The US Department of Energy (DOE) has awarded $29 million of funding to support cutting-edge research into enhanced geothermal systems (EGS).

Sian Crampsie

The US Department of Energy (DOE) has awarded $29 million of funding to support cutting-edge research into enhanced geothermal systems (EGS).

The funding is part of the Obama Administration’s efforts to combat climate change and has been awarded under the Frontier Observatory for Research in Geothermal Energy (FORGE) programme, DOE said. The research will be conducted by teams at Sandia National Laboratories and the University of Utah.

EGS use energy from deep beneath the surface of the earth where there are hot rocks ideal for geothermal wells but little naturally occurring liquid to generate steam.
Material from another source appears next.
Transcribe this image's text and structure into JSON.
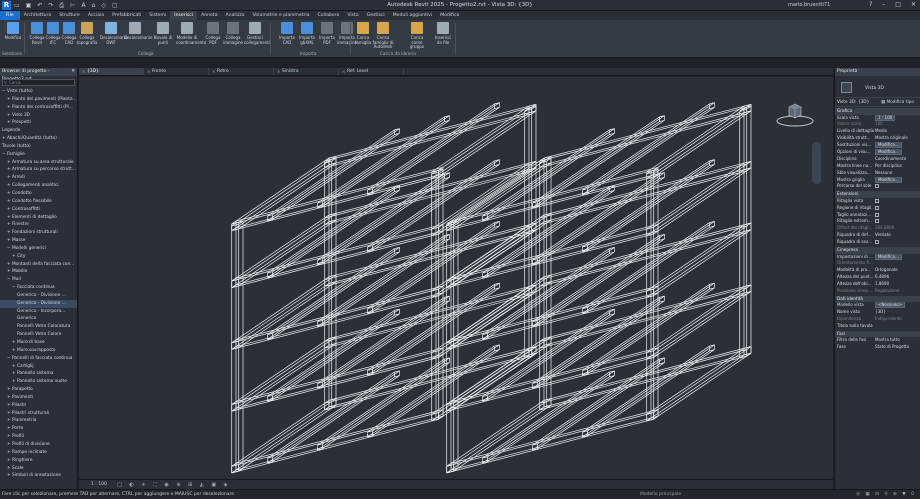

Pumping fluids into the hot rocks creates pathways that carry heat to the earth’s surface through wells where the fluids become steam to drive turbines and generate electricity.

“Enhanced Geothermal Systems can help us tap into a vast energy resource with the potential to generate enough clean energy to power millions of homes,” said Franklin Orr, Under Secretary for Science and Energy. “In supporting this technology, the FORGE programme is advancing American leadership in clean energy innovation and could ultimately help us meet our climate and sustainability goals.”

The funding will enable each team to fully instrument, characterize and permit candidate sites for an underground laboratory to conduct cutting-edge research on EGS. The Sandia team will be working on a site in Fallon, Nevada, and the University of Utah team will be working at a site in Milford, Utah.

Investment in EGS could lead to the development of more than 100 GW of economically viable electric generating capacity in the USA, DOE said.